Ox with the Carnations and the Sea Snakes at the Rivoli (332 Queen West), Friday (December 19). $7. 416-596-1908. Rating: NNNNN
No matter which college radio station you happen to have on, chances are it's the lonesome voice of Mark Browning, aka Ox, you'll hear softly crooning one of his achy-breaky ballads. The year-end Canadian campus radio airplay tallies will show Ox's warmly entrancing Dust Bowl Revival (independent) album to be one of the most-played discs of this past year - right up there with faves from staples like Radiohead, Belle and Sebastian, Yo La Tengo, Cat Power and Guided by Voices.
It's a remarkable achievement for Sudbury's answer to Will Oldham, made all the more impressive by the fact that Browning got his spins without any of the behind-the-scenes boozing and schmoozing that's referred to in the biz as "playing the game." Even if he wanted to, he probably couldn't cover the lap-dance tabs.

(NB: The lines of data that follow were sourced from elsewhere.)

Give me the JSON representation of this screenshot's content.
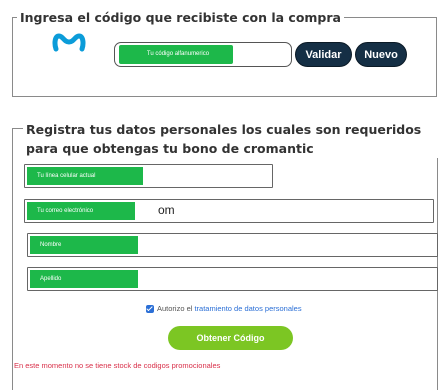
{
  "code_section": {
    "legend": "Ingresa el código que recibiste con la compra",
    "code_placeholder": "Tu código alfanumerico",
    "validate_label": "Validar",
    "new_label": "Nuevo"
  },
  "register_section": {
    "legend": "Registra tus datos personales los cuales son requeridos para que obtengas tu bono de cromantic",
    "fields": {
      "linea": {
        "label": "Tu línea celular actual",
        "value": ""
      },
      "correo": {
        "label": "Tu correo electrónico",
        "value": "om"
      },
      "nombre": {
        "label": "Nombre",
        "value": ""
      },
      "apellido": {
        "label": "Apellido",
        "value": ""
      }
    },
    "consent": {
      "prefix": "Autorizo el",
      "link": "tratamiento de datos personales",
      "checked": true
    },
    "submit_label": "Obtener Código",
    "stock_message": "En este momento no se tiene stock de codigos promocionales"
  },
  "colors": {
    "brand_green": "#1db84a",
    "lime_button": "#7cc623",
    "navy_button": "#152f45",
    "logo_blue": "#0b9cd9",
    "error_red": "#d9304a",
    "link_blue": "#2b6fd6"
  },
  "icons": {
    "logo": "movistar-m-logo",
    "checkbox": "checkbox-checked-icon"
  }
}
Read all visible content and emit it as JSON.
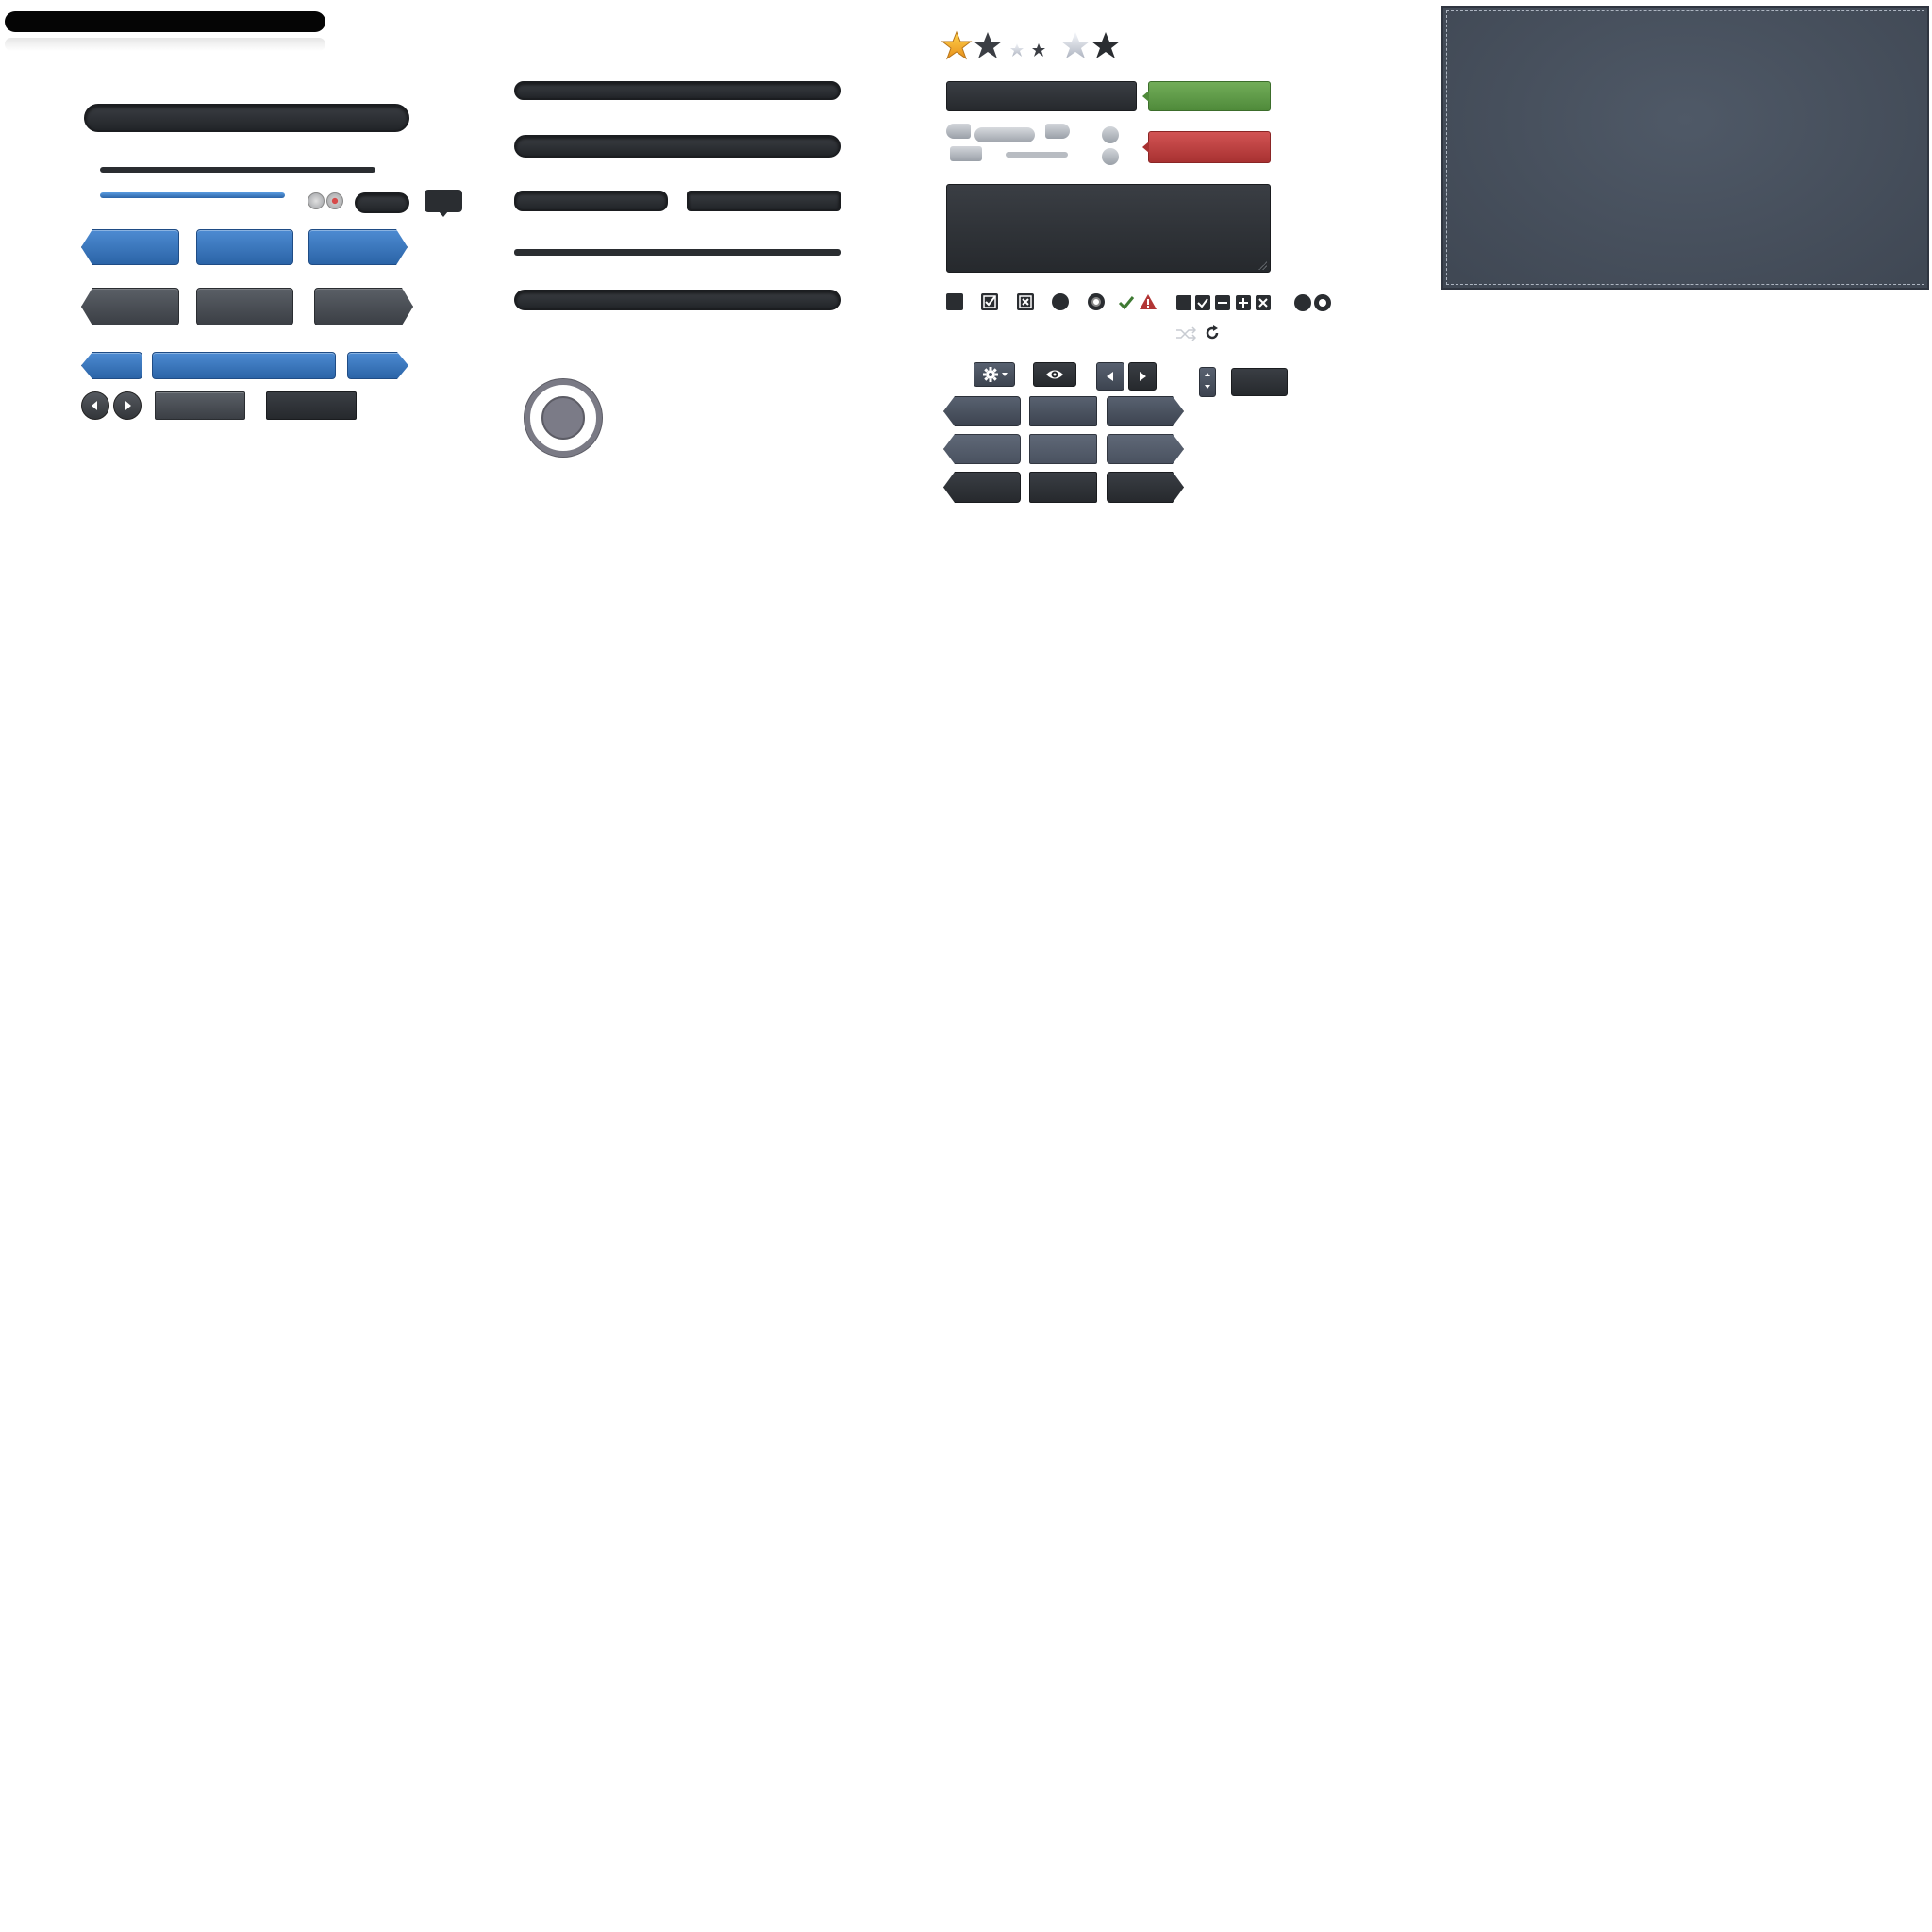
{
  "sprite_sheet": {
    "description_text": "",
    "rating": {
      "value": 1,
      "max": 2
    },
    "progress": {
      "blue_fraction": 0.69
    },
    "segmented_buttons": {
      "top_row": [
        "",
        "",
        ""
      ],
      "bottom_row": [
        "",
        "",
        ""
      ],
      "thin_row": [
        "",
        "",
        ""
      ]
    },
    "pager": {
      "prev_icon": "chevron-left-icon",
      "next_icon": "chevron-right-icon"
    },
    "toolbar": {
      "gear_icon": "gear-icon",
      "eye_icon": "eye-icon",
      "prev_icon": "triangle-left-icon",
      "next_icon": "triangle-right-icon",
      "spin_up_icon": "caret-up-icon",
      "spin_down_icon": "caret-down-icon"
    },
    "status_icons": [
      "checkmark-icon",
      "warning-icon",
      "shuffle-icon",
      "refresh-icon"
    ],
    "colors": {
      "accent_blue": "#2b64a7",
      "success_green": "#5c9a45",
      "danger_red": "#b63a3a",
      "star_gold": "#f5a623",
      "panel_slate": "#454f5b",
      "dark": "#26292d"
    },
    "drop_zone": {
      "text": ""
    }
  }
}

Instead, the Vancouver-based Browning just wrote some great songs, went into the studio with Radiogram's Chàn, Jesse Zubot and Royal City's Nathan Lawr (currently playing drums with openers the Sea Snakes), and sang 'em like he meant 'em - even when he was just making stuff up as he went along. Stolen Bike? Maybe. Stolen Car? Not bloody likely.
"You're right," chuckles Browning on his way to play a show in Brighton. "I don't think I'd have any idea how to hot-wire a car. I could probably knock someone over and say, 'Gimme yer fuckin' keys!' But I'm always travelling on my own by bus or train, so I really wouldn't have any use for a car."
Since releasing Dust Bowl Revival in July, Browning has been covering a lot of ground, criss-crossing Canada and bouncing back and forth to Europe. The mileage has not only served to raise his profile considerably, but it's also helped him write songs for his next album, which he'll be previewing with the full-band version of Ox at the Rivoli Friday.
Browning's one of those rare songwriters who can write in motion. In fact, it's essential.
"All the inspiration for my music comes from being on the road. If I stop touring, everything stops for me. If I'm not out playing shows, I feel like I'm stagnating. I guess that's why I've got so many songs about moving around and what gets left behind."
Before Browning returns to the studio to begin recording, he'll need to figure out whether he wants to remain self-employed. The fact that Ox's Dust Bowl Revival disc spent weeks near the top of the national college radio chart hasn't gone unnoticed by major-label reps who've spent piles of promotional dollars on their own acts without anywhere near the success Ox has enjoyed. They want a piece of the Ox action.
"I've done everything independently up until now, and I think that helped me get where I am. But it would be nice to have a bigger team working on my next record. We'll see.
"There are certain things I'd want from a deal with a major label and certain things they probably wouldn't be interested in giving me. I can always just stick to what I'm doing."